The New York Public Library’s new plan for the renovation of its landmark Fifth Avenue building envisions a high-ceilinged reading room with up to six levels of century-old book stacks preserved at each end, according to a Manhattan architect and other people who have seen the plans.
Still under development, the revised design represents a shift by the library in response to outcry over schematics it released in December that called for demolishing the building’s seven-level book-stack structure, which provides structural support for its Rose Main Reading Room.
The library declined to provide a rendering of the new design, which it plans to reveal next year. Anthony Marx, its president and CEO, has said that the design would preserve “a significant portion” of the stacks to hold the new circulating library’s books.

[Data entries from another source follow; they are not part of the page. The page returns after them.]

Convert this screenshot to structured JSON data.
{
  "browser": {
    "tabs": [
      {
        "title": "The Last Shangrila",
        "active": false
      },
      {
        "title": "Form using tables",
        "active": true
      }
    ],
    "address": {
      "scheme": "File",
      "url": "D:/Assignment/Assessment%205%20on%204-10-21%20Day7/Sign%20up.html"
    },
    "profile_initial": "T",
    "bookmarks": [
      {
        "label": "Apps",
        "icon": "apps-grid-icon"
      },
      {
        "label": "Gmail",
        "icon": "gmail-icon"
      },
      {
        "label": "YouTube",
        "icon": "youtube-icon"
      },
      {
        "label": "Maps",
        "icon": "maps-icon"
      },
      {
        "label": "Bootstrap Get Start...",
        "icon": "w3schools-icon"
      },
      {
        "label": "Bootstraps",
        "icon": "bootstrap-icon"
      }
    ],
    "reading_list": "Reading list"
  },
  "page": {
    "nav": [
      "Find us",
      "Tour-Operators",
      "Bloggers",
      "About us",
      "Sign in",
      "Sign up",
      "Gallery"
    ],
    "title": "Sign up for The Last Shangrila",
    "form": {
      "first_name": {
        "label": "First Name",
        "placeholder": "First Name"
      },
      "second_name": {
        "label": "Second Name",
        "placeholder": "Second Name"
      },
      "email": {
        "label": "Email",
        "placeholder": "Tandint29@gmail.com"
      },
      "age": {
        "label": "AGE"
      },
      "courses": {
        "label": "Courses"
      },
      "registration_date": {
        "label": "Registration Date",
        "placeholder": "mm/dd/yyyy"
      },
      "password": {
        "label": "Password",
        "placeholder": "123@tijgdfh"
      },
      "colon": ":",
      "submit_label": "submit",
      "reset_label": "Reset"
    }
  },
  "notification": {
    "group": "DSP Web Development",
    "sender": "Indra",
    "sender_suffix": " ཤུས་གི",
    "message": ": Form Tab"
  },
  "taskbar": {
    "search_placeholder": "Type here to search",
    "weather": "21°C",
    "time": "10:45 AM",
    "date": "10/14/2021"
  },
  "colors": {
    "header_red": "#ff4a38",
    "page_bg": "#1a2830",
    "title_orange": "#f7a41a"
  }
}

People who saw the plans offered varying estimates of how much of the stacks appear to be retained. The library has said that the reused ones would hold some 400,000 books comprising the new circulating library’s collection, compared with the 3 million research volumes the stacks previously held, but declined to specify the percentage of stacks that would be retained.
Read the Complete WSJ Article